By Barbara Patton
How did a deteriorating log house whose history was covered in clapboards and neglect become a museum for territorial history?
The building, built in 1864, was home for the first two territorial governors. When the capital moved to Tucson in 1867, the governor’s private secretary, Henry Fleury, purchased the house. He defaulted on the mortgage, but was allowed to live in it until his death in 1895. After Fleury, the residence changed hands a couple of times before owner Joseph Dougherty converted it to a duplex and a rental property.

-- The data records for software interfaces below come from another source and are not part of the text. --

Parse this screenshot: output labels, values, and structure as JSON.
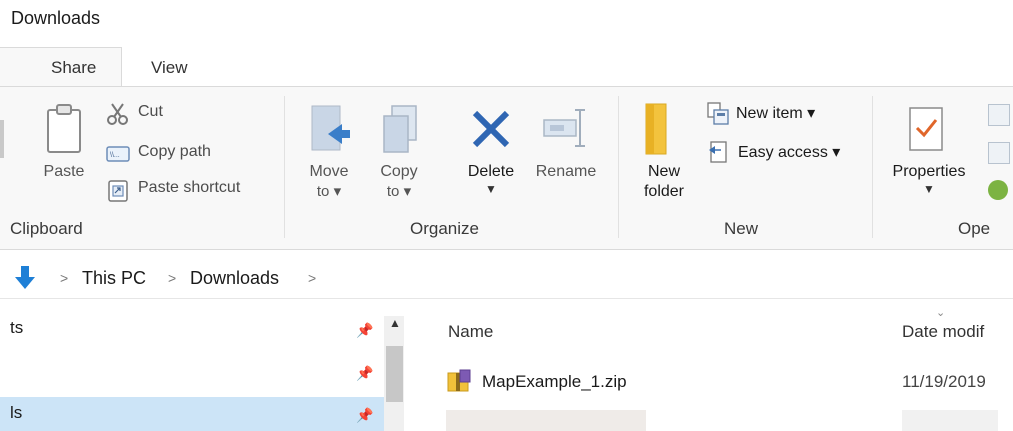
{
  "window": {
    "title": "Downloads"
  },
  "tabs": [
    {
      "label": "Share"
    },
    {
      "label": "View"
    }
  ],
  "ribbon": {
    "clipboard": {
      "paste": "Paste",
      "cut": "Cut",
      "copy_path": "Copy path",
      "paste_shortcut": "Paste shortcut",
      "group": "Clipboard"
    },
    "organize": {
      "move_to": [
        "Move",
        "to ▾"
      ],
      "copy_to": [
        "Copy",
        "to ▾"
      ],
      "delete": "Delete",
      "rename": "Rename",
      "group": "Organize"
    },
    "new": {
      "new_folder": [
        "New",
        "folder"
      ],
      "new_item": "New item ▾",
      "easy_access": "Easy access ▾",
      "group": "New"
    },
    "open": {
      "properties": "Properties",
      "group": "Ope"
    }
  },
  "address": {
    "crumbs": [
      "This PC",
      "Downloads"
    ]
  },
  "nav": {
    "items": [
      {
        "label": "ts",
        "selected": false
      },
      {
        "label": "",
        "selected": false
      },
      {
        "label": "ls",
        "selected": true
      }
    ]
  },
  "files": {
    "columns": {
      "name": "Name",
      "date": "Date modif"
    },
    "rows": [
      {
        "name": "MapExample_1.zip",
        "date": "11/19/2019"
      }
    ]
  },
  "colors": {
    "accent": "#1e7fd6",
    "selection": "#cce4f7",
    "ribbon_bg": "#f8f8f8",
    "delete_x": "#2b6cc4"
  }
}
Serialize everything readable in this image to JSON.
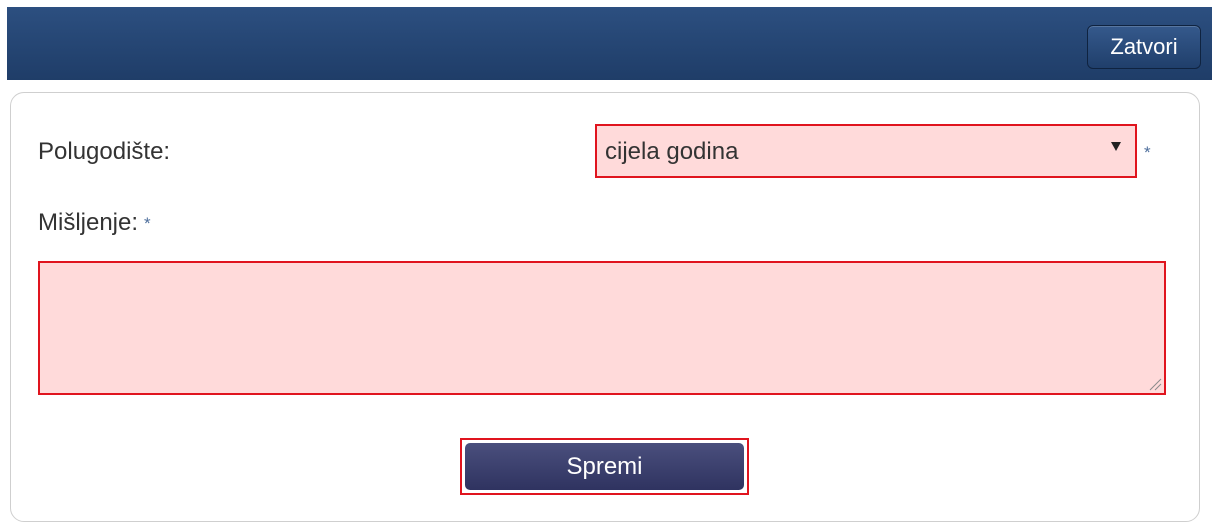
{
  "header": {
    "close_label": "Zatvori"
  },
  "form": {
    "semester_label": "Polugodište:",
    "semester_selected": "cijela godina",
    "opinion_label": "Mišljenje:",
    "opinion_value": "",
    "required_marker": "*",
    "save_label": "Spremi"
  },
  "colors": {
    "header_bg": "#1f3d68",
    "error_border": "#e0141e",
    "error_fill": "#ffdada",
    "required_marker": "#4d6e9c",
    "save_button": "#383c6a"
  },
  "icons": {
    "select_arrow": "chevron-down-icon",
    "resize_handle": "resize-grip-icon",
    "required": "asterisk-icon"
  }
}
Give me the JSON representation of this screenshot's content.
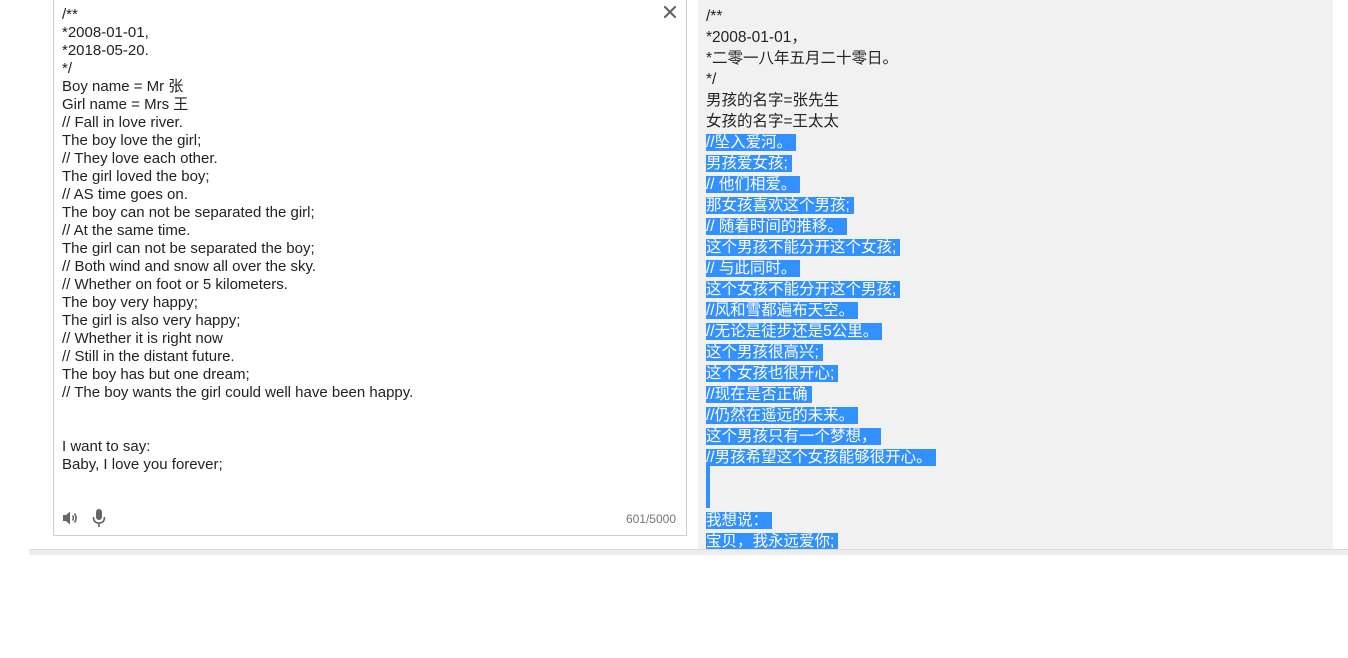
{
  "source": {
    "text": "/**\n*2008-01-01,\n*2018-05-20.\n*/\nBoy name = Mr 张\nGirl name = Mrs 王\n// Fall in love river.\nThe boy love the girl;\n// They love each other.\nThe girl loved the boy;\n// AS time goes on.\nThe boy can not be separated the girl;\n// At the same time.\nThe girl can not be separated the boy;\n// Both wind and snow all over the sky.\n// Whether on foot or 5 kilometers.\nThe boy very happy;\nThe girl is also very happy;\n// Whether it is right now\n// Still in the distant future.\nThe boy has but one dream;\n// The boy wants the girl could well have been happy.\n\n\nI want to say:\nBaby, I love you forever;",
    "char_count": "601/5000",
    "close_icon": "close-icon",
    "speaker_icon": "speaker-icon",
    "mic_icon": "microphone-icon"
  },
  "target": {
    "lines": [
      "/**",
      "*2008-01-01，",
      "*二零一八年五月二十零日。",
      "*/",
      "男孩的名字=张先生",
      "女孩的名字=王太太",
      "//坠入爱河。",
      "男孩爱女孩;",
      "// 他们相爱。",
      "那女孩喜欢这个男孩;",
      "// 随着时间的推移。",
      "这个男孩不能分开这个女孩;",
      "// 与此同时。",
      "这个女孩不能分开这个男孩;",
      "//风和雪都遍布天空。",
      "//无论是徒步还是5公里。",
      "这个男孩很高兴;",
      "这个女孩也很开心;",
      "//现在是否正确",
      "//仍然在遥远的未来。",
      "这个男孩只有一个梦想，",
      "//男孩希望这个女孩能够很开心。",
      "",
      "",
      "我想说：",
      "宝贝，我永远爱你;"
    ],
    "selection_color": "#3390ff"
  }
}
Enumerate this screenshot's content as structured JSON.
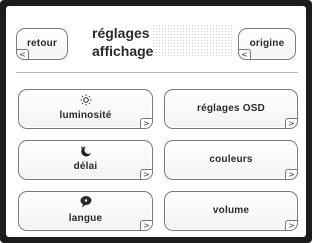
{
  "header": {
    "back_label": "retour",
    "title_line1": "réglages",
    "title_line2": "affichage",
    "origin_label": "origine",
    "back_arrow": "<",
    "origin_arrow": "<"
  },
  "menu": [
    {
      "label": "luminosité",
      "icon": "sun-icon",
      "arrow": ">"
    },
    {
      "label": "réglages OSD",
      "icon": "",
      "arrow": ">"
    },
    {
      "label": "délai",
      "icon": "moon-icon",
      "arrow": ">"
    },
    {
      "label": "couleurs",
      "icon": "",
      "arrow": ">"
    },
    {
      "label": "langue",
      "icon": "speech-bubble-icon",
      "arrow": ">"
    },
    {
      "label": "volume",
      "icon": "",
      "arrow": ">"
    }
  ]
}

To give the building a Victorian look, he covered the ponderosa logs in clapboards and added a dormer and side porch.